The Blade | Nov 10, 2020
Dulcie Taylor. Mesa/Bluemoon Recordings.
Grab a handkerchief in preparation for listening to singer-songwriter Dulcie Taylor’s latest release, Reimagined, which isn’t new material per se but reinterpretations of six original songs of hers (two which had a collaborator) close to her heart.
I became acquainted with Taylor’s work after being wowed by her last release, Better Part of Me, which came out in the summer of 2018.
There’s something penetrating about her lyrics and vocals that you don’t get from a lot of singers.
Taylor’s hard to categorize, which makes her interesting.
She’s an acoustic guitarist who also plays dulcimer.

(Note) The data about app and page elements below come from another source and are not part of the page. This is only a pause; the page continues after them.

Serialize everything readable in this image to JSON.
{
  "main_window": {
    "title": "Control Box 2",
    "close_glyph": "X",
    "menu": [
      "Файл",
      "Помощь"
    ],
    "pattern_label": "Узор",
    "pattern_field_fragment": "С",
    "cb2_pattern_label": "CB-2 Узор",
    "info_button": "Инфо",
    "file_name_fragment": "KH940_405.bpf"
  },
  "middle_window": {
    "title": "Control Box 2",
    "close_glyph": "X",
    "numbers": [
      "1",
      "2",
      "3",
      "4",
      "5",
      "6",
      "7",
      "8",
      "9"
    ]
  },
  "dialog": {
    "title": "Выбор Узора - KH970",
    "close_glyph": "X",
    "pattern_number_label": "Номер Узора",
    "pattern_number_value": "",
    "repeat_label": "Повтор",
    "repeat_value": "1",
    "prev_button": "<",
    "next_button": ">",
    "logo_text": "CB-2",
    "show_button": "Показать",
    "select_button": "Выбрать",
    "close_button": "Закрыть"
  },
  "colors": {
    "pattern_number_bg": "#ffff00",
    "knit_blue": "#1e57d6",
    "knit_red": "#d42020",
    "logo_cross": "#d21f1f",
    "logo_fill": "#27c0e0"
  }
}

The temptation is to say she’s of the bluesy-folk genre. But there’s a sweet twang in my favorite song on this disc, “Easy For You,” that has a country-rock feel to it and I’m not much of a country fan. But I love this song. Go figure. And it tackles a difficult subject — breaking up — with words that are both tender and confident, frank and not at all self-absorbed.
Throughout the rest of the disc, Taylor sings about heartache, as well as the joys and vulnerabilities of love, such as on “Diamond & Glass,” in which she sings how love can “cut like a diamond” and “shatter like glass.”
On another song, “On A Rainy Way,” there’s a refrain about how she’ll wait to cry on a rainy day. “Let the tears of Heaven hide my pain away. I’ll wait to cry on a rainy day.”
Taylor began her recording career in 2000 with the self-released Other Side of the Bed. She went on to become a multiple of the WAMMIE award, a regional honor for DC-area musicians that also includes parts of Virginia and Maryland. Her music has been heard and shared around the globe more than 2.7 million times via her YouTube channel.
At 28 minutes and some change long, this release is billed as an EP. But it’s more like a short album, with songs in a somber tone that conceptually examine a woman’s inner strength and resilience.